Aulodia Piccola means “Little flute song”.  I wrote this piece for the inaugural concert of the Southampton University Contemporary Music Group in 2008. I conducted the premiere in March of that year, in the Turner Sims concert hall, Southampton. There are four instrumental groups, arranged in different spaces on the stage: the quartet of wind instruments stand in the middle and perform their canon, while two other groups (one with piano and marimba, the other with miscellaneous instruments) provide a “continuo”. A fourth group of viola and trumpet appear late in the piece, and play a reminiscence of the canonic material.



I wrote Ad Animam in 2008-9 for a workshop with Exaudi and the young and upcoming James Weeks. They read-through this extremely difficult piece very well–
I’m just in love with these singers’ voices! I’m in the throes of slightly revising the score, but I put this up here for the time being, as I still find it a powerful piece.The text alternates between what was purportedly the dying Emperor Hadrian’s last poem, “Animula, blandula, vagula”, set in the original Latin, and extracts from Isaiah chapters 43-44, set in the King James version. The style of the music follows the switches between the two texts. Hadrian’s pathetic evocation of the soul, sliding into the shadowy underworld, is set to crystalline and rigourously systematic atonal music, while for the Isaiah text I used more flowing and diatonic music.



Little Soul, little wandering, little caressing soul, 
Guest and comrade of the body! 
Into what places do you go now, 
A little cold, a little stiff, a little naked. 
And no longer you’ll make your accustomed jests. 

Isaiah (43.19, 44.4)

Behold, I will do a new thing; now it shall spring forth; shall ye not know it? I will even make a way in the wilderness, [and] rivers in the desert. 
And they shall spring up [as] among the grass, as willows by the water[s]…



Il Ritorno d’Ulisse al Suo Letto.  For chamber ensemble. Written for the Southampton University Contemporary Music Group in 2009. Premiered in the Turner Sims Concert Hall.

This score is now lost, sadly- but I rather like the way the piece sounded, so I’m putting it up here. The title comes from Moteverdi’s opera, Il Ritorno d’Ulisse in Patria, a work which powerfully impressed me back in 2009, although none of the music relates to Monteverdi, as far as I can recall.

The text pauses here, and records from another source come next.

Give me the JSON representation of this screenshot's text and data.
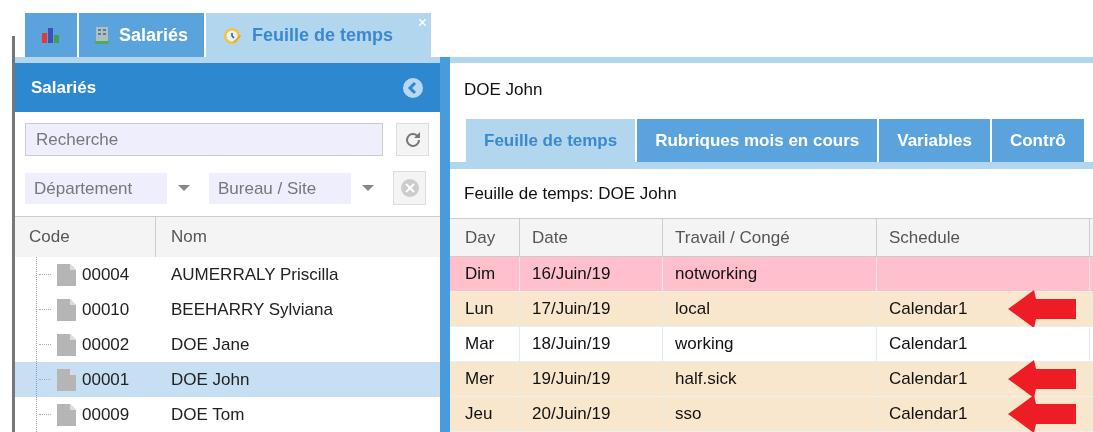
{
  "top_tabs": [
    {
      "kind": "chart",
      "selected": false
    },
    {
      "kind": "building",
      "label": "Salariés",
      "selected": false
    },
    {
      "kind": "clock",
      "label": "Feuille de temps",
      "selected": true,
      "close": "×"
    }
  ],
  "sidebar": {
    "title": "Salariés",
    "search": {
      "placeholder": "Recherche"
    },
    "filters": [
      {
        "placeholder": "Département"
      },
      {
        "placeholder": "Bureau / Site"
      }
    ],
    "columns": [
      "Code",
      "Nom"
    ],
    "rows": [
      {
        "code": "00004",
        "name": "AUMERRALY Priscilla",
        "selected": false
      },
      {
        "code": "00010",
        "name": "BEEHARRY Sylviana",
        "selected": false
      },
      {
        "code": "00002",
        "name": "DOE Jane",
        "selected": false
      },
      {
        "code": "00001",
        "name": "DOE John",
        "selected": true
      },
      {
        "code": "00009",
        "name": "DOE Tom",
        "selected": false
      }
    ]
  },
  "detail": {
    "employee": "DOE John",
    "tabs": [
      {
        "label": "Feuille de temps",
        "selected": true
      },
      {
        "label": "Rubriques mois en cours",
        "selected": false
      },
      {
        "label": "Variables",
        "selected": false
      },
      {
        "label": "Contrô",
        "selected": false
      }
    ],
    "sheet_title": "Feuille de temps: DOE John",
    "columns": [
      "Day",
      "Date",
      "Travail / Congé",
      "Schedule"
    ],
    "rows": [
      {
        "day": "Dim",
        "date": "16/Juin/19",
        "type": "notworking",
        "schedule": "",
        "color": "#ffc0cb",
        "marked": false
      },
      {
        "day": "Lun",
        "date": "17/Juin/19",
        "type": "local",
        "schedule": "Calendar1",
        "color": "#f8e7cd",
        "marked": true
      },
      {
        "day": "Mar",
        "date": "18/Juin/19",
        "type": "working",
        "schedule": "Calendar1",
        "color": "#ffffff",
        "marked": false
      },
      {
        "day": "Mer",
        "date": "19/Juin/19",
        "type": "half.sick",
        "schedule": "Calendar1",
        "color": "#f8e7cd",
        "marked": true
      },
      {
        "day": "Jeu",
        "date": "20/Juin/19",
        "type": "sso",
        "schedule": "Calendar1",
        "color": "#f8e7cd",
        "marked": true
      }
    ]
  }
}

An early work, in which I explore unsychronised parts– there is no score for this piece, rather, the three performers play their music at independent tempi and count their rests in seconds, without reference to the other two. As the title suggests, I focused on characterising the three individual instruments as much as possible, as if three completely different portraits hung side-by-side on a wall.

This was my first ever “professional” performance: I answered a call for works by the group Sounds Underground, and was delighted that they chose my piece.

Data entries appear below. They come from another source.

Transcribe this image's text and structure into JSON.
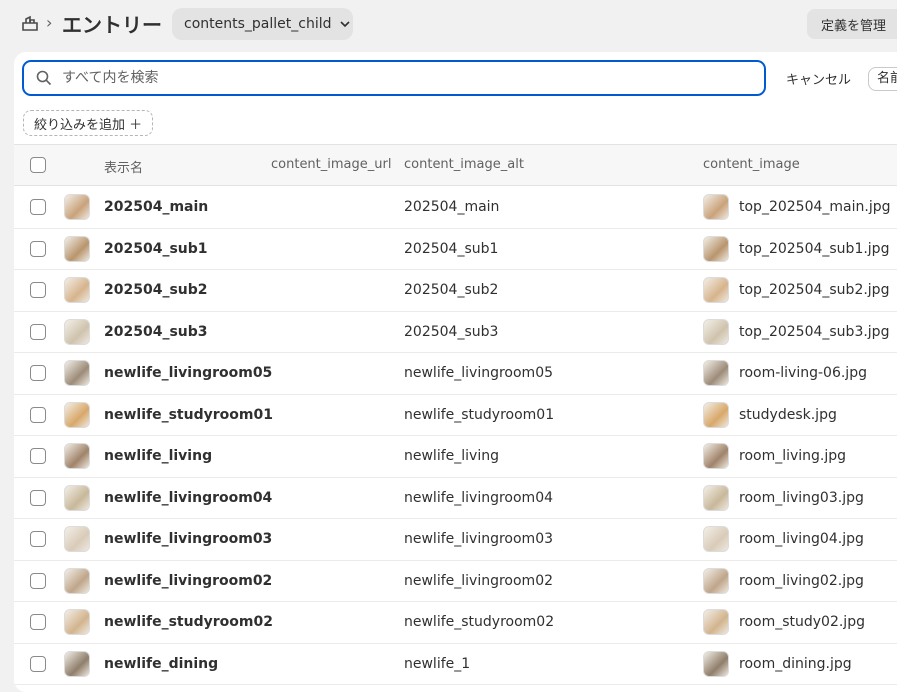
{
  "header": {
    "title": "エントリー",
    "definition_selector": "contents_pallet_child",
    "manage_button": "定義を管理"
  },
  "search": {
    "placeholder": "すべて内を検索",
    "value": "",
    "cancel_label": "キャンセル",
    "sort_label": "名前"
  },
  "filter": {
    "add_label": "絞り込みを追加 ＋"
  },
  "table": {
    "columns": [
      "表示名",
      "content_image_url",
      "content_image_alt",
      "content_image"
    ],
    "rows": [
      {
        "name": "202504_main",
        "url": "",
        "alt": "202504_main",
        "file": "top_202504_main.jpg"
      },
      {
        "name": "202504_sub1",
        "url": "",
        "alt": "202504_sub1",
        "file": "top_202504_sub1.jpg"
      },
      {
        "name": "202504_sub2",
        "url": "",
        "alt": "202504_sub2",
        "file": "top_202504_sub2.jpg"
      },
      {
        "name": "202504_sub3",
        "url": "",
        "alt": "202504_sub3",
        "file": "top_202504_sub3.jpg"
      },
      {
        "name": "newlife_livingroom05",
        "url": "",
        "alt": "newlife_livingroom05",
        "file": "room-living-06.jpg"
      },
      {
        "name": "newlife_studyroom01",
        "url": "",
        "alt": "newlife_studyroom01",
        "file": "studydesk.jpg"
      },
      {
        "name": "newlife_living",
        "url": "",
        "alt": "newlife_living",
        "file": "room_living.jpg"
      },
      {
        "name": "newlife_livingroom04",
        "url": "",
        "alt": "newlife_livingroom04",
        "file": "room_living03.jpg"
      },
      {
        "name": "newlife_livingroom03",
        "url": "",
        "alt": "newlife_livingroom03",
        "file": "room_living04.jpg"
      },
      {
        "name": "newlife_livingroom02",
        "url": "",
        "alt": "newlife_livingroom02",
        "file": "room_living02.jpg"
      },
      {
        "name": "newlife_studyroom02",
        "url": "",
        "alt": "newlife_studyroom02",
        "file": "room_study02.jpg"
      },
      {
        "name": "newlife_dining",
        "url": "",
        "alt": "newlife_1",
        "file": "room_dining.jpg"
      }
    ]
  },
  "thumb_colors": [
    "#c9a27a",
    "#b8956d",
    "#d6b48c",
    "#cfc3ad",
    "#9c8b78",
    "#d8a86a",
    "#a0836a",
    "#c8b89a",
    "#d9cbb8",
    "#bfa58a",
    "#d2b48e",
    "#8f7e6a"
  ]
}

Barcarole: A little piece composed in Taiwan, Summer of 2010, and performed at Druskomanija 2010.

Duo Oneplusone
Anna Veismane, piano and pianica, Timo Kinnunen, accordion,
Europa Royale Hotel, Druskininkai, Lithuania, 30th May 2010
钢琴、口风琴:Anna Veismane、手风琴:Timo Kinnunen, 立陶宛德鲁斯科宁凯“Europa Royale”酒店,2010年5月30日

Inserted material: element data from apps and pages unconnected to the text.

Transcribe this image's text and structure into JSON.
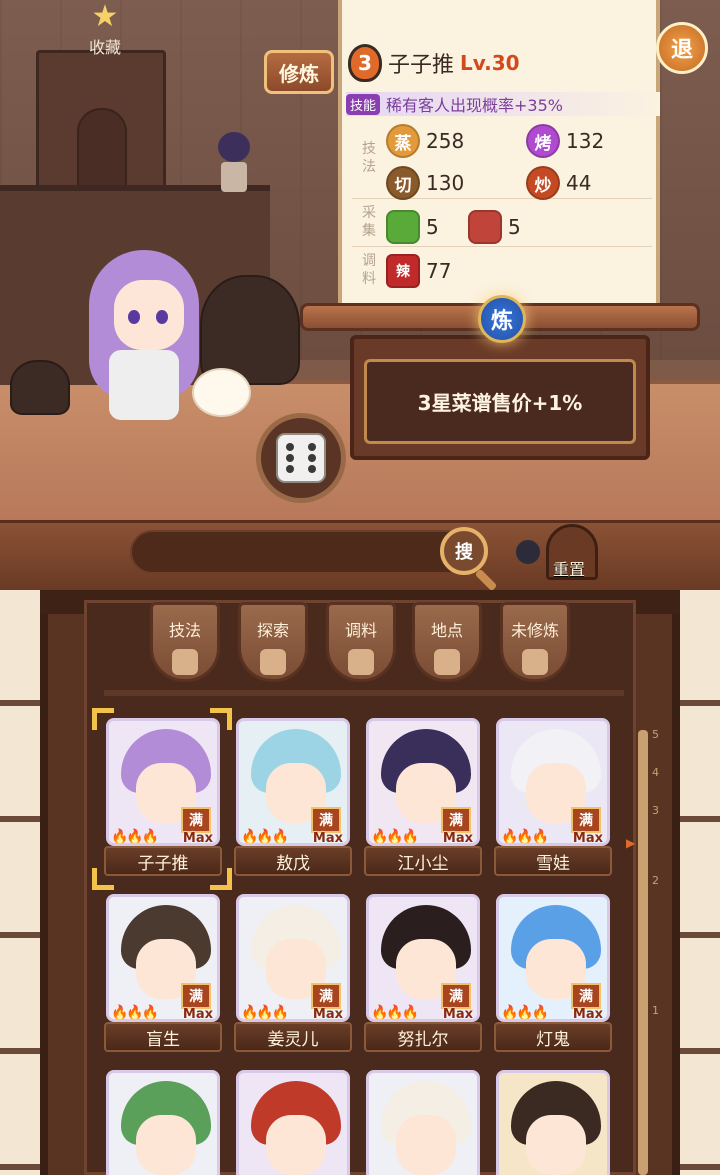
{
  "top": {
    "favorites_label": "收藏",
    "cultivate_label": "修炼",
    "exit_label": "退",
    "refine_label": "炼",
    "bonus_text": "3星菜谱售价+1%"
  },
  "character": {
    "star": "3",
    "name": "子子推",
    "level": "Lv.30",
    "skill_tag": "技能",
    "skill_text": "稀有客人出现概率+35%",
    "sections": {
      "technique": "技法",
      "gather": "采集",
      "seasoning": "调料"
    },
    "stats": [
      {
        "icon": "蒸",
        "value": "258",
        "color": "#e39a3a"
      },
      {
        "icon": "烤",
        "value": "132",
        "color": "#b04ad0"
      },
      {
        "icon": "切",
        "value": "130",
        "color": "#8a5a2a"
      },
      {
        "icon": "炒",
        "value": "44",
        "color": "#c34a22"
      }
    ],
    "gather": [
      {
        "icon": "vegetable-icon",
        "value": "5",
        "color": "#5aaa3a"
      },
      {
        "icon": "meat-icon",
        "value": "5",
        "color": "#c0443a"
      }
    ],
    "seasoning": [
      {
        "icon": "辣",
        "value": "77",
        "color": "#c02a2a"
      }
    ]
  },
  "search": {
    "button_label": "搜",
    "reset_label": "重置"
  },
  "filters": [
    "技法",
    "探索",
    "调料",
    "地点",
    "未修炼"
  ],
  "chefs": [
    {
      "name": "子子推",
      "badge": "满",
      "max": "Max",
      "hair": "#b28cd6",
      "bg": "#efe6f5"
    },
    {
      "name": "敖戊",
      "badge": "满",
      "max": "Max",
      "hair": "#9cd4e6",
      "bg": "#e6f0f4"
    },
    {
      "name": "江小尘",
      "badge": "满",
      "max": "Max",
      "hair": "#3a2e5a",
      "bg": "#f1e7f3"
    },
    {
      "name": "雪娃",
      "badge": "满",
      "max": "Max",
      "hair": "#f1f1f6",
      "bg": "#ece7f5"
    },
    {
      "name": "盲生",
      "badge": "满",
      "max": "Max",
      "hair": "#4a3a30",
      "bg": "#eef0f6"
    },
    {
      "name": "姜灵儿",
      "badge": "满",
      "max": "Max",
      "hair": "#f4eee4",
      "bg": "#eef0f6"
    },
    {
      "name": "努扎尔",
      "badge": "满",
      "max": "Max",
      "hair": "#2a1e1e",
      "bg": "#efe6f5"
    },
    {
      "name": "灯鬼",
      "badge": "满",
      "max": "Max",
      "hair": "#5aa0e6",
      "bg": "#e4f0fb"
    },
    {
      "name": "",
      "badge": "",
      "max": "",
      "hair": "#5aa05a",
      "bg": "#eef0f6"
    },
    {
      "name": "",
      "badge": "",
      "max": "",
      "hair": "#c03a2a",
      "bg": "#efe6f5"
    },
    {
      "name": "",
      "badge": "",
      "max": "",
      "hair": "#f4eee4",
      "bg": "#eef0f6"
    },
    {
      "name": "",
      "badge": "",
      "max": "",
      "hair": "#3a2a22",
      "bg": "#f6e6c8"
    }
  ],
  "scroll_ticks": [
    "5",
    "4",
    "3",
    "2",
    "1"
  ]
}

Electro-acoustic work made as a gift for my friend Robert Arbon.